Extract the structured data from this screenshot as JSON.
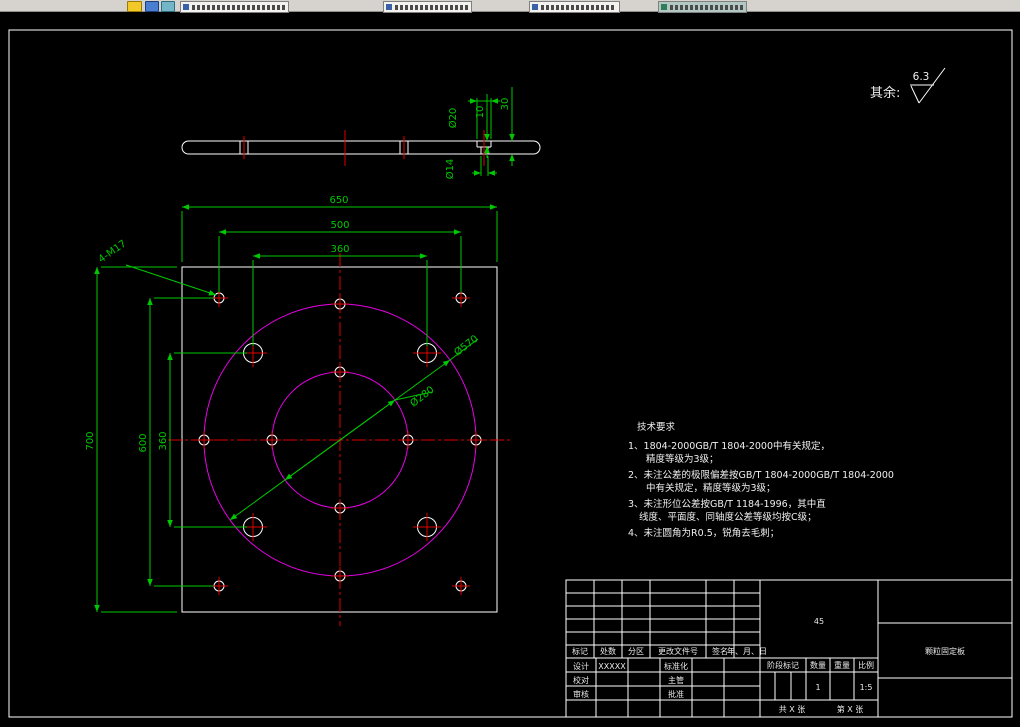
{
  "taskbar": {
    "tabs": [
      {
        "label": ""
      },
      {
        "label": ""
      },
      {
        "label": ""
      },
      {
        "label": ""
      }
    ]
  },
  "roughness": {
    "prefix": "其余:",
    "value": "6.3"
  },
  "side_dims": {
    "counterbore_dia": "Ø20",
    "counterbore_depth": "10",
    "thickness": "30",
    "hole_dia": "Ø14"
  },
  "front_dims": {
    "width": "650",
    "corner_hole_span_x": "500",
    "bolt_hole_span_x": "360",
    "height": "700",
    "corner_hole_span_y": "600",
    "bolt_hole_span_y": "360",
    "thread_note": "4-M17",
    "bolt_circle_dia": "Ø570",
    "inner_circle_dia": "Ø280"
  },
  "tech_requirements": {
    "title": "技术要求",
    "lines": [
      "1、1804-2000GB/T 1804-2000中有关规定，",
      "精度等级为3级；",
      "2、未注公差的极限偏差按GB/T 1804-2000GB/T 1804-2000",
      "中有关规定，精度等级为3级；",
      "3、未注形位公差按GB/T 1184-1996，其中直",
      "线度、平面度、同轴度公差等级均按C级；",
      "4、未注圆角为R0.5，锐角去毛刺；"
    ]
  },
  "title_block": {
    "material": "45",
    "part_name": "颗粒固定板",
    "rev_headers": [
      "标记",
      "处数",
      "分区",
      "更改文件号",
      "签名",
      "年、月、日"
    ],
    "roles": {
      "design": "设计",
      "check": "校对",
      "audit": "审核",
      "standardization": "标准化",
      "supervisor": "主管",
      "approve": "批准"
    },
    "designer_name": "XXXXX",
    "stage_headers": [
      "阶段标记",
      "数量",
      "重量",
      "比例"
    ],
    "quantity": "1",
    "scale": "1:5",
    "sheet_total": "共 X 张",
    "sheet_page": "第 X 张"
  },
  "colors": {
    "dimension": "#00c800",
    "centerline": "#e00000",
    "bolt_circle": "#e800e8",
    "object_line": "#ffffff"
  }
}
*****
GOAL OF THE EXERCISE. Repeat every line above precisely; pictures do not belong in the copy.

SOLUTION TO THIS PROBLEM.
Extract the structured data from this screenshot as JSON.
{
  "taskbar": {
    "tabs": [
      {
        "label": ""
      },
      {
        "label": ""
      },
      {
        "label": ""
      },
      {
        "label": ""
      }
    ]
  },
  "roughness": {
    "prefix": "其余:",
    "value": "6.3"
  },
  "side_dims": {
    "counterbore_dia": "Ø20",
    "counterbore_depth": "10",
    "thickness": "30",
    "hole_dia": "Ø14"
  },
  "front_dims": {
    "width": "650",
    "corner_hole_span_x": "500",
    "bolt_hole_span_x": "360",
    "height": "700",
    "corner_hole_span_y": "600",
    "bolt_hole_span_y": "360",
    "thread_note": "4-M17",
    "bolt_circle_dia": "Ø570",
    "inner_circle_dia": "Ø280"
  },
  "tech_requirements": {
    "title": "技术要求",
    "lines": [
      "1、1804-2000GB/T 1804-2000中有关规定，",
      "精度等级为3级；",
      "2、未注公差的极限偏差按GB/T 1804-2000GB/T 1804-2000",
      "中有关规定，精度等级为3级；",
      "3、未注形位公差按GB/T 1184-1996，其中直",
      "线度、平面度、同轴度公差等级均按C级；",
      "4、未注圆角为R0.5，锐角去毛刺；"
    ]
  },
  "title_block": {
    "material": "45",
    "part_name": "颗粒固定板",
    "rev_headers": [
      "标记",
      "处数",
      "分区",
      "更改文件号",
      "签名",
      "年、月、日"
    ],
    "roles": {
      "design": "设计",
      "check": "校对",
      "audit": "审核",
      "standardization": "标准化",
      "supervisor": "主管",
      "approve": "批准"
    },
    "designer_name": "XXXXX",
    "stage_headers": [
      "阶段标记",
      "数量",
      "重量",
      "比例"
    ],
    "quantity": "1",
    "scale": "1:5",
    "sheet_total": "共 X 张",
    "sheet_page": "第 X 张"
  },
  "colors": {
    "dimension": "#00c800",
    "centerline": "#e00000",
    "bolt_circle": "#e800e8",
    "object_line": "#ffffff"
  }
}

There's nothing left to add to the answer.